§ **WHAT IS NEEDED**
Output the listing below verbatim, from its first line to its last.

§ **EXTRACTED ENTRIES**
+---+
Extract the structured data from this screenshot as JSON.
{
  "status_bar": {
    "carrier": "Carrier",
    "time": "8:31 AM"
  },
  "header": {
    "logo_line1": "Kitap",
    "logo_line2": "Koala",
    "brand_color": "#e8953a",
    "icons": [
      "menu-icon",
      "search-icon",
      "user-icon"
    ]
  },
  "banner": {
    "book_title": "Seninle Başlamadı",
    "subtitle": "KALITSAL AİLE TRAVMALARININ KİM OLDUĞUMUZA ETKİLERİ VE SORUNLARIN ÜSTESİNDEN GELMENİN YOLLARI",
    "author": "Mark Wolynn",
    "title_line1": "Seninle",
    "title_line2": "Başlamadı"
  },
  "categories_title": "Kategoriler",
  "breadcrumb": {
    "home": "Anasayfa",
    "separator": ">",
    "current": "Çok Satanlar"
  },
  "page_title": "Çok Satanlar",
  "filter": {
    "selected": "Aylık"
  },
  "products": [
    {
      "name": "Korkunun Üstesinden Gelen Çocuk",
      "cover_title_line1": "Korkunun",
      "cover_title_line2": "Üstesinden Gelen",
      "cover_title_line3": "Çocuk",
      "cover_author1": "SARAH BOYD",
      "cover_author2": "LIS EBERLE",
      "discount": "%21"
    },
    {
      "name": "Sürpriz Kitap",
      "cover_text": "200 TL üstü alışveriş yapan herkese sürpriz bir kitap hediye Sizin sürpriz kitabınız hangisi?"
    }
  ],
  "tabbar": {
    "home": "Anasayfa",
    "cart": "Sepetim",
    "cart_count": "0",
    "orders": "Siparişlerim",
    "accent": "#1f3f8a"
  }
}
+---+
§ **TASK RESULT**
Extract the structured data from this screenshot as JSON.
{
  "status_bar": {
    "carrier": "Carrier",
    "time": "8:31 AM"
  },
  "header": {
    "logo_line1": "Kitap",
    "logo_line2": "Koala",
    "brand_color": "#e8953a",
    "icons": [
      "menu-icon",
      "search-icon",
      "user-icon"
    ]
  },
  "banner": {
    "book_title": "Seninle Başlamadı",
    "subtitle": "KALITSAL AİLE TRAVMALARININ KİM OLDUĞUMUZA ETKİLERİ VE SORUNLARIN ÜSTESİNDEN GELMENİN YOLLARI",
    "author": "Mark Wolynn",
    "title_line1": "Seninle",
    "title_line2": "Başlamadı"
  },
  "categories_title": "Kategoriler",
  "breadcrumb": {
    "home": "Anasayfa",
    "separator": ">",
    "current": "Çok Satanlar"
  },
  "page_title": "Çok Satanlar",
  "filter": {
    "selected": "Aylık"
  },
  "products": [
    {
      "name": "Korkunun Üstesinden Gelen Çocuk",
      "cover_title_line1": "Korkunun",
      "cover_title_line2": "Üstesinden Gelen",
      "cover_title_line3": "Çocuk",
      "cover_author1": "SARAH BOYD",
      "cover_author2": "LIS EBERLE",
      "discount": "%21"
    },
    {
      "name": "Sürpriz Kitap",
      "cover_text": "200 TL üstü alışveriş yapan herkese sürpriz bir kitap hediye Sizin sürpriz kitabınız hangisi?"
    }
  ],
  "tabbar": {
    "home": "Anasayfa",
    "cart": "Sepetim",
    "cart_count": "0",
    "orders": "Siparişlerim",
    "accent": "#1f3f8a"
  }
}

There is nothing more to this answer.